she walks me through my own life, narrating my ups and downs as if she were there. And then she thoughtfully offers me guidance.

“Everyone is psychic in their own way,” she says. “You just may not know how to use it.”

“But where does it come from?” I ask.

The ceiling fan whirs quietly overhead. She considers this for a moment. “I think it’s a higher power. A spirit or other force guiding you.”

In setting up her space for a reading, Sonya tells me that it comes intuitively to her. When I press for more details, she tells me that so much of spiritual work is based on feeling, presence, and openness.

This, it seems, is the main divide between skeptics and believers. But Sonya isn’t concerned much with skeptics. In fact, she tells me that skeptics ought to practice their skepticism more authentically: “They haven’t given themselves an opportunity or a chance to have a reading done. They close themselves off and judge first. If you’re a skeptical person, you need to have an open mind. Get a reading, and then make your call.” 

But what about those on the fence?

Admittedly, visiting Sonya today wasn’t only a matter of curiosity. Though I’ve always wanted to know what getting a psychic reading was like, I can’t deny that part of me is searching for comfort and guidance in my life. After all, I’m fresh out of university and have no idea what comes next. Is my career going to pan out as I’d hoped? What, exactly, do I hope anyway?

Perhaps no one can answer these questions. But if Sonya has taught me one thing today, it’s that life is about flow.

“You’re going through a lot of changes right now,” she tells me, “but you have before, too, and this lends you strength.”

When I stand to leave, Sonya hands me her business card: a black-on-white design with swirling font and an illustration of a woman looming over a crystal ball. The card reminds me of my movie stereotype.

After I leave my appointment, I’m still fazed by the modernity that surrounded her. Her space didn’t feel thematic or specially curated toward the spiritual—it felt like a home. On her fridge, like so many others, was a collage of family photographs; her dog padded energetically around the kitchen. I think back to what Sonya told me about comfort in her space—the intuitive flow of that helps her to read. Perhaps it has helped me as well.

Like so many others, I don’t know where I stand on the spiritual spectrum—for me, visiting a psychic was less about spiritual advising and more a matter of curiosity, at least at first. But on my short walk back to the subway, I can’t help but think about how therapeutic it feels to have some sort of guidance.

Whether or not Sonya’s predictions come true, her reading challenges me to believe in something deeper, even if it’s just the mystic power of human connection.

Sonya Psychic Reader is located at 2846 Danforth Avenue.

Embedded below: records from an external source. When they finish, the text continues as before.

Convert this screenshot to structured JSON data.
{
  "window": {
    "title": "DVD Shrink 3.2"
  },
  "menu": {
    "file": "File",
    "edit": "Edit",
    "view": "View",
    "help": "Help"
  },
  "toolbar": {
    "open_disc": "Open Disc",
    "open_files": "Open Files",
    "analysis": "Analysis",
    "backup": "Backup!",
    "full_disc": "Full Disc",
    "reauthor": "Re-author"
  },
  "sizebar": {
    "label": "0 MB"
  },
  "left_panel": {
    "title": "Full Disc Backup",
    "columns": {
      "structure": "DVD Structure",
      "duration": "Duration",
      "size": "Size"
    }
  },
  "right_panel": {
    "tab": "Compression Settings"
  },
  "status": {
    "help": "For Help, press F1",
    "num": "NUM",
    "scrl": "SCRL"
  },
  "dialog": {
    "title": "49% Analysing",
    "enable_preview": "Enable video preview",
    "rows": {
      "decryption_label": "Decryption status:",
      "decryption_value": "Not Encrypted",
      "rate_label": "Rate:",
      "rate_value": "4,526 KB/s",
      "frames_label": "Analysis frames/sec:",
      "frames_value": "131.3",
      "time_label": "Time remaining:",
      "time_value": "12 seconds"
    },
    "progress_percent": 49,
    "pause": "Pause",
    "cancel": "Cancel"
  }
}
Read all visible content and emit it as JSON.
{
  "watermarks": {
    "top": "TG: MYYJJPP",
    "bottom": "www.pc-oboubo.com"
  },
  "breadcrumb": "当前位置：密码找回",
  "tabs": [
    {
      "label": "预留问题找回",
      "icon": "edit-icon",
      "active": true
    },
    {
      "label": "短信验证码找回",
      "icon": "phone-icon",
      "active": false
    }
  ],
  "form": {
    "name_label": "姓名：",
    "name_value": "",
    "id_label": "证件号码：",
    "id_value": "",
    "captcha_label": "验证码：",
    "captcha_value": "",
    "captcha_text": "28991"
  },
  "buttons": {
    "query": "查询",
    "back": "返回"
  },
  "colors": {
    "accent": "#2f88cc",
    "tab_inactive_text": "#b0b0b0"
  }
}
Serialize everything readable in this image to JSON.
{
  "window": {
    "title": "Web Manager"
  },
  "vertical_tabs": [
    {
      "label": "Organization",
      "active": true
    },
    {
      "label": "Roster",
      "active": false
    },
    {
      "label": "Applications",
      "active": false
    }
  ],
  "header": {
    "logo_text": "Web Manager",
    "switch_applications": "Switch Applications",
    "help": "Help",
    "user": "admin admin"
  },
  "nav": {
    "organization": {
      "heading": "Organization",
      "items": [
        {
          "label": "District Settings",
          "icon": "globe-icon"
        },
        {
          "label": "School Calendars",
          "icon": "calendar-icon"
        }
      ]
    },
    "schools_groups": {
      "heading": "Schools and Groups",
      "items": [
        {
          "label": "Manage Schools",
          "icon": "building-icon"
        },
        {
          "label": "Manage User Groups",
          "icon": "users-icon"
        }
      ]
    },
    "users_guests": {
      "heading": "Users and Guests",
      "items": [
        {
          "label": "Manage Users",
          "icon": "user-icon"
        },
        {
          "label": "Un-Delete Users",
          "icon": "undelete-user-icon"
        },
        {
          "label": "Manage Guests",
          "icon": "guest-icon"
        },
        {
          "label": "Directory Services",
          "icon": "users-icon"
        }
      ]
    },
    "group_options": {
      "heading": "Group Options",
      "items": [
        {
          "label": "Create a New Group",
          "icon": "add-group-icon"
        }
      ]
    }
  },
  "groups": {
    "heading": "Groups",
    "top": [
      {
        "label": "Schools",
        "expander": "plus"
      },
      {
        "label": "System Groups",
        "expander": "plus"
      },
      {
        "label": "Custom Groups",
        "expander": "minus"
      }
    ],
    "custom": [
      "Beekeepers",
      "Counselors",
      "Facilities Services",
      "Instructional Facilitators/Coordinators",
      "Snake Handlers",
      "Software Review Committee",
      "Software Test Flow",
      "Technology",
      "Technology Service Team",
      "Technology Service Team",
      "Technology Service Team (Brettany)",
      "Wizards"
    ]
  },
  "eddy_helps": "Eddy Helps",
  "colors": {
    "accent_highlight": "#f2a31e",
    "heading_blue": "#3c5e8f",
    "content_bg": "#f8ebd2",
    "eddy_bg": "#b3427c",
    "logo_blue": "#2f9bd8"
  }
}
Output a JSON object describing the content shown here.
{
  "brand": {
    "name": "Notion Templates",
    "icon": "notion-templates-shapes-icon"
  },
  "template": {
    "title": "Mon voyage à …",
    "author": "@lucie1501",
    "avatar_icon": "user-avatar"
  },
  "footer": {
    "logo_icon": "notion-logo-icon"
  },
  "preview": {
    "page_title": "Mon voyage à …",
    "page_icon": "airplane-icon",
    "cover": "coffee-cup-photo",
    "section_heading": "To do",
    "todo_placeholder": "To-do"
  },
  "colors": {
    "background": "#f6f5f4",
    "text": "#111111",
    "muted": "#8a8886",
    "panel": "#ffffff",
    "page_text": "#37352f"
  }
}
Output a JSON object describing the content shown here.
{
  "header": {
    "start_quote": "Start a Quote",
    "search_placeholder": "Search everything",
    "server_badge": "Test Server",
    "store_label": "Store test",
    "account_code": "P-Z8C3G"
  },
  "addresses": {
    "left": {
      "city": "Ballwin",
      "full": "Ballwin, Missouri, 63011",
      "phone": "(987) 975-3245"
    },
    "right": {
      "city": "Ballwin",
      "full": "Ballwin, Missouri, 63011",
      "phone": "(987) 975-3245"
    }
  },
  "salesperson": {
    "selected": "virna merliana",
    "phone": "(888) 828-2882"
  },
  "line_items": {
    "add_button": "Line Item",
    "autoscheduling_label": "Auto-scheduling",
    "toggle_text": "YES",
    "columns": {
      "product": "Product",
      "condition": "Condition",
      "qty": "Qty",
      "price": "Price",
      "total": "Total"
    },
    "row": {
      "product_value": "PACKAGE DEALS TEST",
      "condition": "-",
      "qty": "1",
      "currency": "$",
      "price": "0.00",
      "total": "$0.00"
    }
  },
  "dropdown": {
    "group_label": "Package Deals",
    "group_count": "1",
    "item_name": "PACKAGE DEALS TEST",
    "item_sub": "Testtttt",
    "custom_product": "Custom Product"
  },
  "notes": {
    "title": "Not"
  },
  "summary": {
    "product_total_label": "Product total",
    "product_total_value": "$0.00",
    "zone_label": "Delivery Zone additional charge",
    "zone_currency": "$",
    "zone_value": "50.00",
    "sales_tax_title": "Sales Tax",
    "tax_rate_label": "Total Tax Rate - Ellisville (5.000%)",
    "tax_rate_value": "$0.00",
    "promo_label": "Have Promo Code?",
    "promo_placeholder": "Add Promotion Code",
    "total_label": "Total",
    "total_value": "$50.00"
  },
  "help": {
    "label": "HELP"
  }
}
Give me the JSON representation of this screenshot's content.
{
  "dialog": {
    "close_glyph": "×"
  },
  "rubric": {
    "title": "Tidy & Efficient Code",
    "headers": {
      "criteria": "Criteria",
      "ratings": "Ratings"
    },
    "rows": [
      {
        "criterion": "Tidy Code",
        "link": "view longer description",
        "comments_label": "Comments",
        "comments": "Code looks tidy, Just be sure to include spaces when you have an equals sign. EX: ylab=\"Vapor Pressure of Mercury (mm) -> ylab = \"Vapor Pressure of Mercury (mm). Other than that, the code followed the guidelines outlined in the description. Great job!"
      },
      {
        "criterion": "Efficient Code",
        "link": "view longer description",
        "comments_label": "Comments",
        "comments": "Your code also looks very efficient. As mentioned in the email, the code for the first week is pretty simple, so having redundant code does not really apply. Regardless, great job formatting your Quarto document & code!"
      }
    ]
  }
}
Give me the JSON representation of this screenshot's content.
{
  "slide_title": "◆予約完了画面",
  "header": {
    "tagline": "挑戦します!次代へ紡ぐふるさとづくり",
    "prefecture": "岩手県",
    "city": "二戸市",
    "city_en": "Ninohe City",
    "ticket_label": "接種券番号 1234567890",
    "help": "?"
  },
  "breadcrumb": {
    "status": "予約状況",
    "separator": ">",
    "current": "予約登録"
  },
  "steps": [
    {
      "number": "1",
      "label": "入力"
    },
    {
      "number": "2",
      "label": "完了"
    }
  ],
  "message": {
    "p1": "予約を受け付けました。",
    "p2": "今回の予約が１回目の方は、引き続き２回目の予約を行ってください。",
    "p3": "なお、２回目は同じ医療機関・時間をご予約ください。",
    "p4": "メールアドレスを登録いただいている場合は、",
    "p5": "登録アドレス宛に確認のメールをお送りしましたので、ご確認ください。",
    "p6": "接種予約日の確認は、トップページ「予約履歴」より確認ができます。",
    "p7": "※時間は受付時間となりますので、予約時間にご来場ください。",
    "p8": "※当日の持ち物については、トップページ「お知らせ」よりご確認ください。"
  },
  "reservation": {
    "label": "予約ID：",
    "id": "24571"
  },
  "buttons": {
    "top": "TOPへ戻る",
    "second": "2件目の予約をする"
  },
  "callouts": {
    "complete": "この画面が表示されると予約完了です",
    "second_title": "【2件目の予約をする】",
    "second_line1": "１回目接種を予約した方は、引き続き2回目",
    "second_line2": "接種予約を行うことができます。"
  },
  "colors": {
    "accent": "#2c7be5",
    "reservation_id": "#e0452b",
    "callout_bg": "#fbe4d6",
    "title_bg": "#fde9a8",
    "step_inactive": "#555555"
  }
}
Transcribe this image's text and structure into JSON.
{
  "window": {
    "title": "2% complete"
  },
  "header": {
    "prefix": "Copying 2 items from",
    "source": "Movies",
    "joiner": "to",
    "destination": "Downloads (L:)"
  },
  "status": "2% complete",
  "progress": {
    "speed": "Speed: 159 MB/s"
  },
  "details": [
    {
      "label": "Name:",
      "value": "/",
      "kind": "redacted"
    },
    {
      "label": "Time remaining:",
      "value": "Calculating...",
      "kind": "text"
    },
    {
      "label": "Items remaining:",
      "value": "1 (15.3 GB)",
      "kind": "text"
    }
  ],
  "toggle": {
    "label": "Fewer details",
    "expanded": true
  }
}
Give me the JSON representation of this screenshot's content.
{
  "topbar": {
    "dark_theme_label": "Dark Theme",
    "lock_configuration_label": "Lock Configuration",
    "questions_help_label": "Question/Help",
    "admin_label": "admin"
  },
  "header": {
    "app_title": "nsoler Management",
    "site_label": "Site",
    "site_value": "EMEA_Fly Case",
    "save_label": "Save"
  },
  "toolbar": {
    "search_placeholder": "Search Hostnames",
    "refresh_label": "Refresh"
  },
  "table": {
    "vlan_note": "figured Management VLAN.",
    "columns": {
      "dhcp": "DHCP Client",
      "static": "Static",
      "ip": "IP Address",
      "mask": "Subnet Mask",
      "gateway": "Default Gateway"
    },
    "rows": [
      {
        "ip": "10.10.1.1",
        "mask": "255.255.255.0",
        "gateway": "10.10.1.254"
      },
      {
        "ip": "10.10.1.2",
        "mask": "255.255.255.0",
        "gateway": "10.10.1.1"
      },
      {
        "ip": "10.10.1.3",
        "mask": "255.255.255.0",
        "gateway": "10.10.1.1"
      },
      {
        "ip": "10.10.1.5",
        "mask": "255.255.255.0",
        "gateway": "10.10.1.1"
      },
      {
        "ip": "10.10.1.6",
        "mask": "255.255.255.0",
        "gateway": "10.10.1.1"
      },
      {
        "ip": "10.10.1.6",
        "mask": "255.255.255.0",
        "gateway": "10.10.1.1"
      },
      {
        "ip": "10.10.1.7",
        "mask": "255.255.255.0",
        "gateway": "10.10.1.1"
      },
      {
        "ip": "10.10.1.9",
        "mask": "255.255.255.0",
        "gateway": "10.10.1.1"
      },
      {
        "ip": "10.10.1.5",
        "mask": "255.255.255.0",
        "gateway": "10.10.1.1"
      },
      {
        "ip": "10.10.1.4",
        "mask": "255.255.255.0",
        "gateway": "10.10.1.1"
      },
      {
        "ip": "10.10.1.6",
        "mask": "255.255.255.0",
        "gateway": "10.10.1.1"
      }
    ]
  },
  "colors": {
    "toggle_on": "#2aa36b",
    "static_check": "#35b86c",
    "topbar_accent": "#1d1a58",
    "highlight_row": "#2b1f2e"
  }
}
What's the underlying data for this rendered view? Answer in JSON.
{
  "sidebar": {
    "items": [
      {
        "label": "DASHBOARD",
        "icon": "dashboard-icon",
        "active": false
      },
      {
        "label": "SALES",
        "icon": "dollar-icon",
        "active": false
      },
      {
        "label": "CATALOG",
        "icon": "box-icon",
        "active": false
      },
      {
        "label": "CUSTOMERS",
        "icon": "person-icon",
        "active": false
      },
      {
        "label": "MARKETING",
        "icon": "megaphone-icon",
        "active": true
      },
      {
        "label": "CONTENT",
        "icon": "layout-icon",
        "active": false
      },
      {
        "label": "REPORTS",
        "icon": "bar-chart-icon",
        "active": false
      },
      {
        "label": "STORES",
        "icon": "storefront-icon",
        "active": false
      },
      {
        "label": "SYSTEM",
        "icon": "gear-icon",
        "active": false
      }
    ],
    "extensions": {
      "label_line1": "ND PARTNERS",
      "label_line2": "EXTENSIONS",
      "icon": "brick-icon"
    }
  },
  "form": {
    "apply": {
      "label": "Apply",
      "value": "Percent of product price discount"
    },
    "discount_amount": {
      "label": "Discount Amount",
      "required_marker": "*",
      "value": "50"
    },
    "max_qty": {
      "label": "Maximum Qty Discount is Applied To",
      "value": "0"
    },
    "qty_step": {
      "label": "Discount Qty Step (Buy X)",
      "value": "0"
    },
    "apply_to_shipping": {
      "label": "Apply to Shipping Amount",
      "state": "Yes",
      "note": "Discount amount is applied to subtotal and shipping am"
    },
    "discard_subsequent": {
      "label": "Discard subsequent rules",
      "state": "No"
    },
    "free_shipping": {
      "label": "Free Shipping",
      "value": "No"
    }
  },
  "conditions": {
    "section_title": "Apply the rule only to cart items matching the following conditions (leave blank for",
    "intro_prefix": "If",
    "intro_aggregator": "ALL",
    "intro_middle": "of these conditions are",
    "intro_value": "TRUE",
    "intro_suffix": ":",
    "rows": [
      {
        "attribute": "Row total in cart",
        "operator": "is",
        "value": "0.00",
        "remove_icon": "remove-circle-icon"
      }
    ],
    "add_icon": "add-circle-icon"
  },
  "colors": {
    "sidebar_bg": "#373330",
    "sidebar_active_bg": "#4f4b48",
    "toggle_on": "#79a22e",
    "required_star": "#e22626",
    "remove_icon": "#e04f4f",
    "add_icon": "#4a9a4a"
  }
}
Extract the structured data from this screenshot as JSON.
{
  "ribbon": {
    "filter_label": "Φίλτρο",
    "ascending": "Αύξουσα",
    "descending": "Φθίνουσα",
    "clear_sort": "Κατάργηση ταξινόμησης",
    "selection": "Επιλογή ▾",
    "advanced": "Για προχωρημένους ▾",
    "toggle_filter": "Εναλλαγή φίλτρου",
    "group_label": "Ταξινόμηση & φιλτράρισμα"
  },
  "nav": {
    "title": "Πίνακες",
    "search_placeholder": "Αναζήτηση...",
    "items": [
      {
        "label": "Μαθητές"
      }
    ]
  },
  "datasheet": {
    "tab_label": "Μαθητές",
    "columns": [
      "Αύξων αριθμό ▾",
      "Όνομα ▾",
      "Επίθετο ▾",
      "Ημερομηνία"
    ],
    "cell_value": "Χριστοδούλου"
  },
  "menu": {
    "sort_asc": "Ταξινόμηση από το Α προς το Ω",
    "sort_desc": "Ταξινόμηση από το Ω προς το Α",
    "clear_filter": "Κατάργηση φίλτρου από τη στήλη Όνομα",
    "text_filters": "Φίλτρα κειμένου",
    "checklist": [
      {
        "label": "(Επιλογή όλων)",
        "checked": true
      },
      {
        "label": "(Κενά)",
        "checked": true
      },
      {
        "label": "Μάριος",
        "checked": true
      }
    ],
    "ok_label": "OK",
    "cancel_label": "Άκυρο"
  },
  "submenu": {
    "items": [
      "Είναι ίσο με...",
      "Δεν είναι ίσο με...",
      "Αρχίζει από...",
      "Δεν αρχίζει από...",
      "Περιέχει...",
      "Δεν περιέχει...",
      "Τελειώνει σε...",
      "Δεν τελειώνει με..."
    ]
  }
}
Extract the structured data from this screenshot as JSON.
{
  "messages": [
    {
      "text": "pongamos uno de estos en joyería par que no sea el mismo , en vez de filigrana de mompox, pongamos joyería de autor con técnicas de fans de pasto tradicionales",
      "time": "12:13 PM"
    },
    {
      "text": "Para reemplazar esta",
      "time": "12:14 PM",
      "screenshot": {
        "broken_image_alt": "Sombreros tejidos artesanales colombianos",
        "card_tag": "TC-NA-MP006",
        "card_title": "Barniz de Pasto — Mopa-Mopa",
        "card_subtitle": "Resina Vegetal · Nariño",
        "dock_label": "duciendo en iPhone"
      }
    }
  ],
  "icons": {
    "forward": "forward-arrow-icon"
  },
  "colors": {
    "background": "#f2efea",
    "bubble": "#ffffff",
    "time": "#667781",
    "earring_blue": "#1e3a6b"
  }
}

Cristina DaPonte is a writer, editor, and designer based in Toronto. She believes that there are as many ways to tell stories as there are stories to tell. In addition to her work in writing, Cristina is also the photography director of On the Danforth magazine.

Leave a Reply